On Friday February 27th, Netflix released the third season of “House of Cards” for subscribers to binge watch over the weekend. However, according to Variety, almost 700,000 people illegally downloaded the show’s newest season within the first 24 hours of its release. This is twice as many pirates (or illegal downloaders) as the show’s second season and the distribution of downloads was spread throughout the world.
1. China – 60,538
2. US – 50,008
3. India – 47,106
4. Australia – 40,557
5. Poland – 37,552
6. UK – 32,703
7. Canada – 27,584
8. France – 27,151
9. Greece – 20,551
10. Netherlands – 20,402
I would think that Netflix’s content would be pirated less often than most video content, because users can view it anytime and because Netflix allows up to four devices to stream from the same account at the same time. However, residents of five of the top ten countries –China, India, Australia, Poland, and Greece – do not have access to Netflix’s service yet.
Some of these countries do not rank very high in the Global IP Center’s International IP Index, so while an expansion of Netflix’s service could help diminish the number of illegal downloaders, it would not completely eliminate it. Of course, this is obvious because the United States, which ranks first in the International IP Index and where Netflix’s service is prevalent, had the second most illegal downloaders.
Theft of intellectual property should never be excused. With that said, more ubiquitous access to Netflix’s offerings on a legal basis might disincentivize people from pirating content. Not only might Netflix benefit from expanding its service, but artists and creators throughout the world would have a greater incentive to produce more content as piracy decreases.

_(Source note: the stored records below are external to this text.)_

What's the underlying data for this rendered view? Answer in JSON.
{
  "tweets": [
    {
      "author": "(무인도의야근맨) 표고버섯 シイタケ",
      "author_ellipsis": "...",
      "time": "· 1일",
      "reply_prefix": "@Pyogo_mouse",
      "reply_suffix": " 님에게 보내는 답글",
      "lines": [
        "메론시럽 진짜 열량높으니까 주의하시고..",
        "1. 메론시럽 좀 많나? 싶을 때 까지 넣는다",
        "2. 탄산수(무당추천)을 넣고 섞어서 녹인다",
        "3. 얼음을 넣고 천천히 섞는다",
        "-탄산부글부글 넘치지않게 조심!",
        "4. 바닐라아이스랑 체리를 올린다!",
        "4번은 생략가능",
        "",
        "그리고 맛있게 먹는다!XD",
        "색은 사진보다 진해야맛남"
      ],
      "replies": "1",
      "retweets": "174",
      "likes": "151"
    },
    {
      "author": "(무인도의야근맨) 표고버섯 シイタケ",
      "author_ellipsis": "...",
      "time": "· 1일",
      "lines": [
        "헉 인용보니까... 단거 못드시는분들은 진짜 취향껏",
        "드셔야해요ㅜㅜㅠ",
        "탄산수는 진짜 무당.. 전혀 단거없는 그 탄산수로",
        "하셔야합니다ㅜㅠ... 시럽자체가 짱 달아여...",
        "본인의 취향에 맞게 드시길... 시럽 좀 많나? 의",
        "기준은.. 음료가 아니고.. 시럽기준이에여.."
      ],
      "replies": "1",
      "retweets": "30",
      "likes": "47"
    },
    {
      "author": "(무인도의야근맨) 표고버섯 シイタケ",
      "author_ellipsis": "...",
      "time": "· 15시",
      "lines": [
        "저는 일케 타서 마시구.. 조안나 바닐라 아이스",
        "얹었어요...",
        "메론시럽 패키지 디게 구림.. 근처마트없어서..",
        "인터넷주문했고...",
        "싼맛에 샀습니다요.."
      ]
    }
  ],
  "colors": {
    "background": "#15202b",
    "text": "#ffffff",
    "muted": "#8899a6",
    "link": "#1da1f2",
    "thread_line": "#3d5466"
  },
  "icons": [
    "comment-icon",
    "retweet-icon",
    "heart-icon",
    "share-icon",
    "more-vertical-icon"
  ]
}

As for the piracy that is occurring despite access to Netflix’s service, ongoing tools and initiatives, such as WheretoWatch.com, Rightscorp, and Brand Integrity Program Against Piracy, are working to reduce the size and scope of illegal content markets. (See this FSF blog for more.)Netflix does have a plan in place to reach 200 countries by 2017 and hopefully, if implemented, it will reduce the amount of pirated content in the future. Strong IP rights are important for ensuring that content providers, artists, innovators, and marketers can earn a return on their ideas and labor, incentivizing more innovation, investment, and economic growth.